Data for processing >>
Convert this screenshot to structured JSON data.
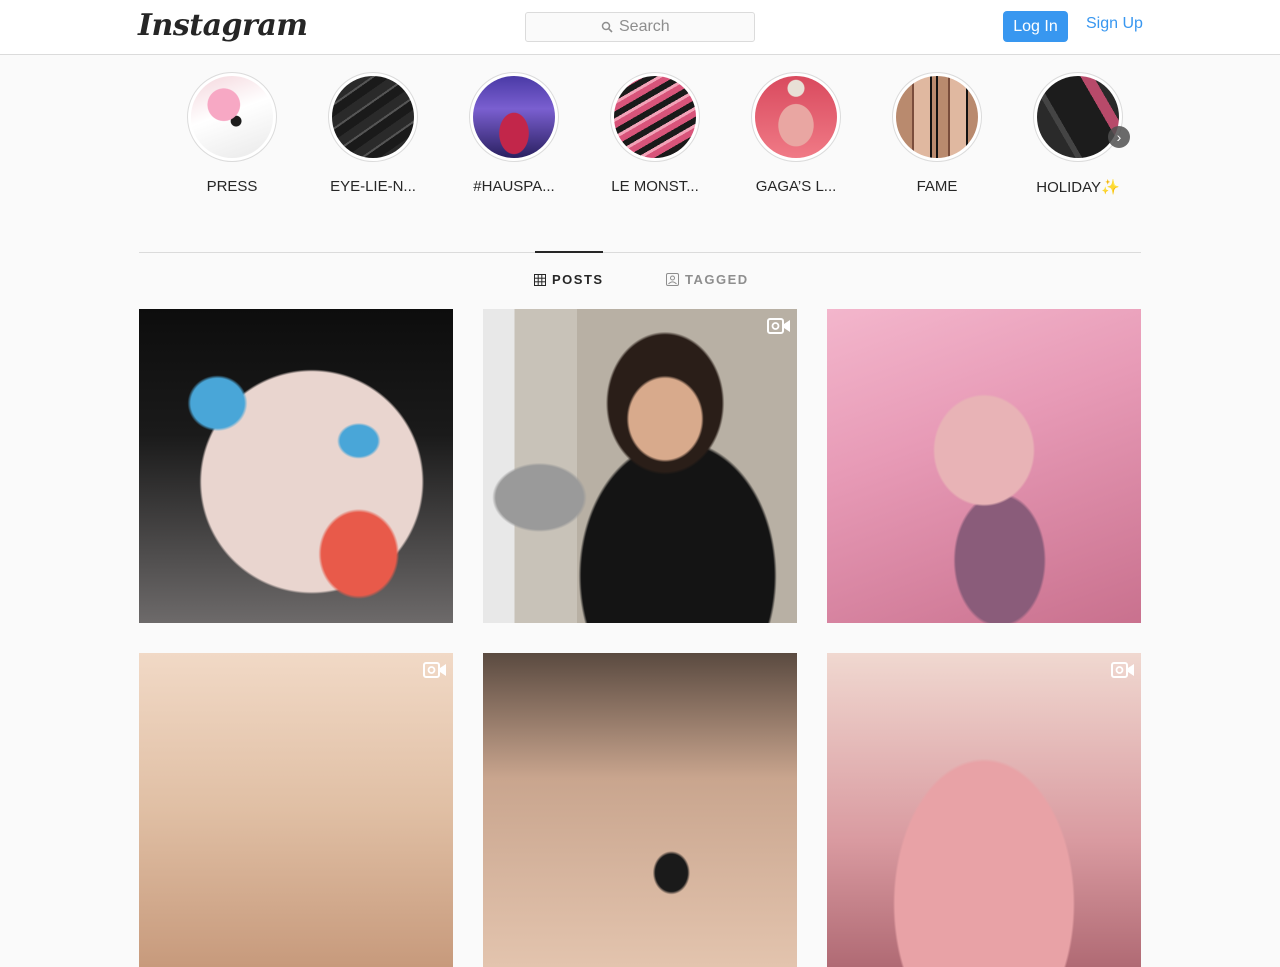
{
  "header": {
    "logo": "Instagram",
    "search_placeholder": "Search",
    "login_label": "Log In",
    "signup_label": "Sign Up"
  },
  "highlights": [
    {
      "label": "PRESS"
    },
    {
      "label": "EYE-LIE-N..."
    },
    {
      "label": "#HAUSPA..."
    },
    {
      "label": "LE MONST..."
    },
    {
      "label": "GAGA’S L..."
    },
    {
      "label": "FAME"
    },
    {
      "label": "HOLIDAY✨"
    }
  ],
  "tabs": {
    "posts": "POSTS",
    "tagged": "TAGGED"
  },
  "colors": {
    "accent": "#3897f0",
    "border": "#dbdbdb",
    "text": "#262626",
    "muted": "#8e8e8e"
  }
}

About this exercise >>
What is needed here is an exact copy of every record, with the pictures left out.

Written response >>
Convert this screenshot to structured JSON data.
{
  "header": {
    "logo": "Instagram",
    "search_placeholder": "Search",
    "login_label": "Log In",
    "signup_label": "Sign Up"
  },
  "highlights": [
    {
      "label": "PRESS"
    },
    {
      "label": "EYE-LIE-N..."
    },
    {
      "label": "#HAUSPA..."
    },
    {
      "label": "LE MONST..."
    },
    {
      "label": "GAGA’S L..."
    },
    {
      "label": "FAME"
    },
    {
      "label": "HOLIDAY✨"
    }
  ],
  "tabs": {
    "posts": "POSTS",
    "tagged": "TAGGED"
  },
  "colors": {
    "accent": "#3897f0",
    "border": "#dbdbdb",
    "text": "#262626",
    "muted": "#8e8e8e"
  }
}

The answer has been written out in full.